Exercise goal:
For the data below, please report each line where the word "reserva" is found.

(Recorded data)
*** Block opens ***

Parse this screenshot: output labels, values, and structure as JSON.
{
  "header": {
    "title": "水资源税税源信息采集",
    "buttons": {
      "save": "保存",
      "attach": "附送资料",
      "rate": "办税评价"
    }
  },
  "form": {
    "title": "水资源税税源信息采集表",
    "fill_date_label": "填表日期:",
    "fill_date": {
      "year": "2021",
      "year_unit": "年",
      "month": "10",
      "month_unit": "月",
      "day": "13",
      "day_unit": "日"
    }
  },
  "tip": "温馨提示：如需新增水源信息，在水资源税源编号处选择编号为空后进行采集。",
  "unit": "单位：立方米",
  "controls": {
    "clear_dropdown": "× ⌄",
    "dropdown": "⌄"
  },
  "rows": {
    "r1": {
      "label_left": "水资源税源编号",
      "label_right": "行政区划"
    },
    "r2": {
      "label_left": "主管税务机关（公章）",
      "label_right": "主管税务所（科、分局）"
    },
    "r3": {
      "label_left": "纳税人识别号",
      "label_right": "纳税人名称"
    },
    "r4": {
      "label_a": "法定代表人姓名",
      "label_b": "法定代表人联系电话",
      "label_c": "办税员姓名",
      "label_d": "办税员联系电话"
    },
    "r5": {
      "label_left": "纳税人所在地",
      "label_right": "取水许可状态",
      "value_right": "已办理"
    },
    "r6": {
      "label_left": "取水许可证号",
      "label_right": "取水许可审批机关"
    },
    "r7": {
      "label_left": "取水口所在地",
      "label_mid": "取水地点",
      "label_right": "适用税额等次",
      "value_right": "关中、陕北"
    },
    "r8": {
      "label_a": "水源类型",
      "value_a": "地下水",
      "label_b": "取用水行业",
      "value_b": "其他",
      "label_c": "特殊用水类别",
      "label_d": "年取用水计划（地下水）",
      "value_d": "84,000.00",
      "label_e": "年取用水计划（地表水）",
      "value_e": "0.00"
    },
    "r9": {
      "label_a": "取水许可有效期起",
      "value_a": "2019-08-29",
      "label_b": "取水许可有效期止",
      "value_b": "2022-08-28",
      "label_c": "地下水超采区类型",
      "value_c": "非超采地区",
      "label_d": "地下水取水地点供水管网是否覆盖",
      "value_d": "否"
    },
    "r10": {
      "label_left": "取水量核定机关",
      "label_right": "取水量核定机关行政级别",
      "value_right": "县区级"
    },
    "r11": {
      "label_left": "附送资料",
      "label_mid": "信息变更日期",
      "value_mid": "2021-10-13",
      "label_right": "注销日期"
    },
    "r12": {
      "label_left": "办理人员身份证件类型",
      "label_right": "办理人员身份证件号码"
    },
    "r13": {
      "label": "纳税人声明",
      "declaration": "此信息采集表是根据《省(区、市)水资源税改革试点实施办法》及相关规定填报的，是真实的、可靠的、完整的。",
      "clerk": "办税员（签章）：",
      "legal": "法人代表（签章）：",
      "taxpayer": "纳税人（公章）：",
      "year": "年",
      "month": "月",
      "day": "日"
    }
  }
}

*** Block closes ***
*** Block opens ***

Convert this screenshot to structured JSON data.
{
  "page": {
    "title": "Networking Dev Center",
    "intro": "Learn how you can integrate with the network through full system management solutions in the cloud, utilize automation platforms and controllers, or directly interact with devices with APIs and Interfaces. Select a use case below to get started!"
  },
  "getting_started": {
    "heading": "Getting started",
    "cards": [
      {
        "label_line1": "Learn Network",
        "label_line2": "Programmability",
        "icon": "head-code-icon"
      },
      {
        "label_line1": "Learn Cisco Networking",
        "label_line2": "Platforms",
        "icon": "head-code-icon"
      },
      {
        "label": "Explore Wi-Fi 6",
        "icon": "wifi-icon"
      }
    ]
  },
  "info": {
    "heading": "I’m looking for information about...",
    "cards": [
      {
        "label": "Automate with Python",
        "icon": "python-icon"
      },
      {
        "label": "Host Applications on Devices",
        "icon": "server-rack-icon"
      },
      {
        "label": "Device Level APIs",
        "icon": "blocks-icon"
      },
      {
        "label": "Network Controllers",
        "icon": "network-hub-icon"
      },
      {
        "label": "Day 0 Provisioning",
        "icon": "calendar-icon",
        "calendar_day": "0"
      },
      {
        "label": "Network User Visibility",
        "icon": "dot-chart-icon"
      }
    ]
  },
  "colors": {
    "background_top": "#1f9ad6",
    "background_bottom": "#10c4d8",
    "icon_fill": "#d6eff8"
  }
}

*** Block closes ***
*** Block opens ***

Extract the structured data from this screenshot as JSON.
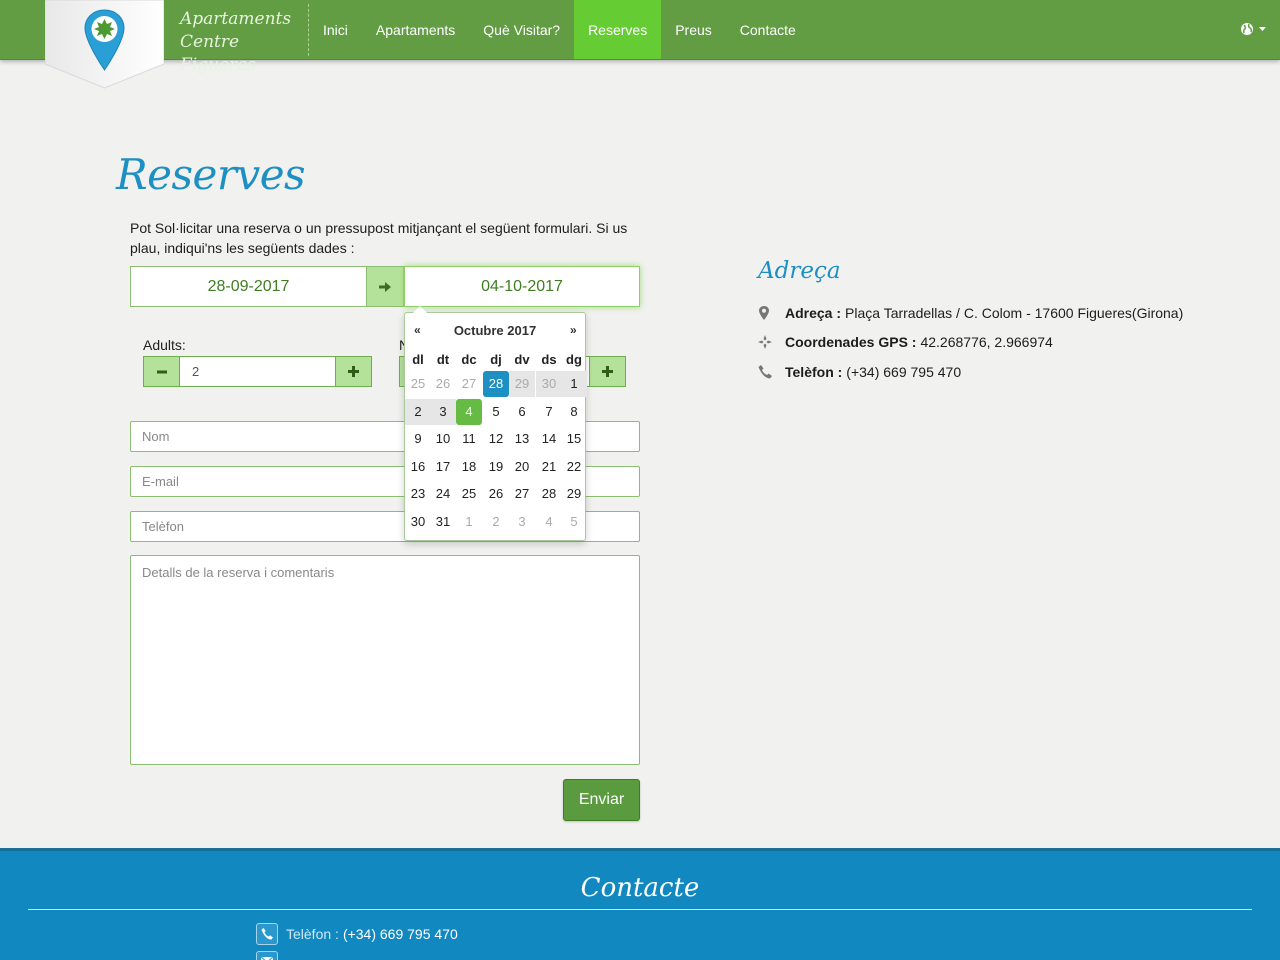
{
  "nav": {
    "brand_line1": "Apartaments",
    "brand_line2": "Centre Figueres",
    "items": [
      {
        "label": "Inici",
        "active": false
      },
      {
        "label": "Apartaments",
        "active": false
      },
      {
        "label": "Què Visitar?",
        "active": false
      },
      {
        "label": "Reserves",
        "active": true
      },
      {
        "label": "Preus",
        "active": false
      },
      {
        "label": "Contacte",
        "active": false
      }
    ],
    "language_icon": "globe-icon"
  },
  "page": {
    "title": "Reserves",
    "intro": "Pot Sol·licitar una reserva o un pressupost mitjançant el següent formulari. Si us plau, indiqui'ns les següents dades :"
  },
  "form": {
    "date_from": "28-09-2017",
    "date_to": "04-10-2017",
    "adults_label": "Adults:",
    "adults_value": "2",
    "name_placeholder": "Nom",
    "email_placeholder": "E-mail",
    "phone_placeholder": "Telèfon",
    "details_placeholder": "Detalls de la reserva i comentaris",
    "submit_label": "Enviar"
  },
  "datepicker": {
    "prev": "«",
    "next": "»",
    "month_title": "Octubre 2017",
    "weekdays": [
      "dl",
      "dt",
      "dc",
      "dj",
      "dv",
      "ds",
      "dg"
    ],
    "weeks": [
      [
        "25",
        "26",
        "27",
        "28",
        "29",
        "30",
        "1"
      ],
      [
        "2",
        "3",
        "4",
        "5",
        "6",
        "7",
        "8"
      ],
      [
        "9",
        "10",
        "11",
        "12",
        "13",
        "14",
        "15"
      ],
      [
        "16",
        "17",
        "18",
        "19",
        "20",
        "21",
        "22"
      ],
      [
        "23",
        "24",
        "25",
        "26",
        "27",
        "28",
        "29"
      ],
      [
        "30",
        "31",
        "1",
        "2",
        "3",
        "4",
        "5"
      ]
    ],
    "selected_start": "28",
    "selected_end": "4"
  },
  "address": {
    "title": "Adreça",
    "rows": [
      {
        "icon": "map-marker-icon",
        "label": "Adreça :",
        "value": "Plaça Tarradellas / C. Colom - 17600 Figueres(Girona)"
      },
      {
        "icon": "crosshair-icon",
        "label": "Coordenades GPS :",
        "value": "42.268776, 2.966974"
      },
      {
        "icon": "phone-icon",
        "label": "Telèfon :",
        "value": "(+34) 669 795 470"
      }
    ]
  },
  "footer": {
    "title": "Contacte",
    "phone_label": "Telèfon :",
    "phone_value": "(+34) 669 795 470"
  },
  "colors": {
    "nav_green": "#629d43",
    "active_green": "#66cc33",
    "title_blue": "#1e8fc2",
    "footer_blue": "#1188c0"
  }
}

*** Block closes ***

Solution for this exercise:
    "intro": "Pot Sol·licitar una reserva o un pressupost mitjançant el següent formulari. Si us plau, indiqui'ns les següents dades :"
    "details_placeholder": "Detalls de la reserva i comentaris",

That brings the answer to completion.